Wind and water

Our view : Suburban D.C. agency shows how to plug into wind power

May 29, 2008

The U.S. Department of Energy projects that wind power could produce as much as 20 percent of the nation's electrical power by 2030. One model for getting there can be found here in Maryland where the agency that provides water and sewage treatment for Montgomery and Prince George's counties is buying thousands of megawatts of electricity from a wind farm.

Under the arrangement, the Washington Suburban Sanitary Commission has agreed to pay a fixed amount for 85 percent of the power generated by the southwestern Pennsylvania producer over the next 10 years. Not only is that good for the environment, but WSSC officials estimate that the relatively low price they're paying for power will save their customers about $20 million.

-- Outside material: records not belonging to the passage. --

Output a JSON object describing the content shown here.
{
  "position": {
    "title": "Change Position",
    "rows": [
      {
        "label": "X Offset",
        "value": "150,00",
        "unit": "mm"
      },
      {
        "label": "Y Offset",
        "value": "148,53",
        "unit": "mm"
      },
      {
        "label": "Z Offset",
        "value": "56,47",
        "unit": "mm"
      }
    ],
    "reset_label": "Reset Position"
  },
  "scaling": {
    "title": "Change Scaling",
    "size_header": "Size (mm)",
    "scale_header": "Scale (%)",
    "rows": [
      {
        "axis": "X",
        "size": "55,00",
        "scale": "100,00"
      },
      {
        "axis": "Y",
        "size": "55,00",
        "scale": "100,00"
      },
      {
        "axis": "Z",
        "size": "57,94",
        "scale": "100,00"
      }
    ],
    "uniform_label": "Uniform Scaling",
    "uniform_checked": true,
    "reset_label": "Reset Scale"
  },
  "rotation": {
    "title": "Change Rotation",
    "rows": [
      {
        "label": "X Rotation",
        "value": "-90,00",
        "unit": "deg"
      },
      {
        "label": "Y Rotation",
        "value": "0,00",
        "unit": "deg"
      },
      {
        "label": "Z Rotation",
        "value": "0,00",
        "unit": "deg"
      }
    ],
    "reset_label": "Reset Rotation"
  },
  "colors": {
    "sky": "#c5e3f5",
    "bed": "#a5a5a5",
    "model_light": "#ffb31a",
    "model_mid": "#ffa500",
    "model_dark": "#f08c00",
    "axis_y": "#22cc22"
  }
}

It also makes the commission a significant direct purchaser of renewable energy in the U.S. And it's exactly the sort of thing that ought to be promoted for Maryland, a state with a surplus of air pollution and a potential deficit of power. By buying less from traditional coal-fired power plants, the WSSC project has taken the equivalent of the exhaust of 100,000 cars off the road.

Wind power isn't the solution for all our energy problems. Proposed projects in Western Maryland were sharply criticized for their potential adverse effects on wildlife, their noise and their aesthetic impact on scenic areas. But just because wind turbines aren't suited for some locations doesn't mean they're not right for any - just as some communities embrace development while others do not. And a wind farm doesn't have to be in one's backyard for a consumer to take advantage.

What's exciting is the win-win nature of the arrangement. Private companies with sizable power needs, including retailers such as Starbucks and Whole Foods Market, have begun investing in wind power, too. They may have been attracted by the green image, but they were likely sold on the chance to turn a profit.

Perhaps the new owners of Sparrows Point might be able to offset the steel plant's carbon footprint by buying power in a similar fashion. Large, civic-minded employers such as the Johns Hopkins University would be a natural client, too. Wind accounts for a tiny fraction of the nation's power supply today, but as the WSSC effort has demonstrated, it can be a practical and cost-effective alternative.

Baltimore Sun Articles
Please note the green-lined linked article text has been applied commercially without any involvement from our newsroom editors, reporters or any other editorial staff.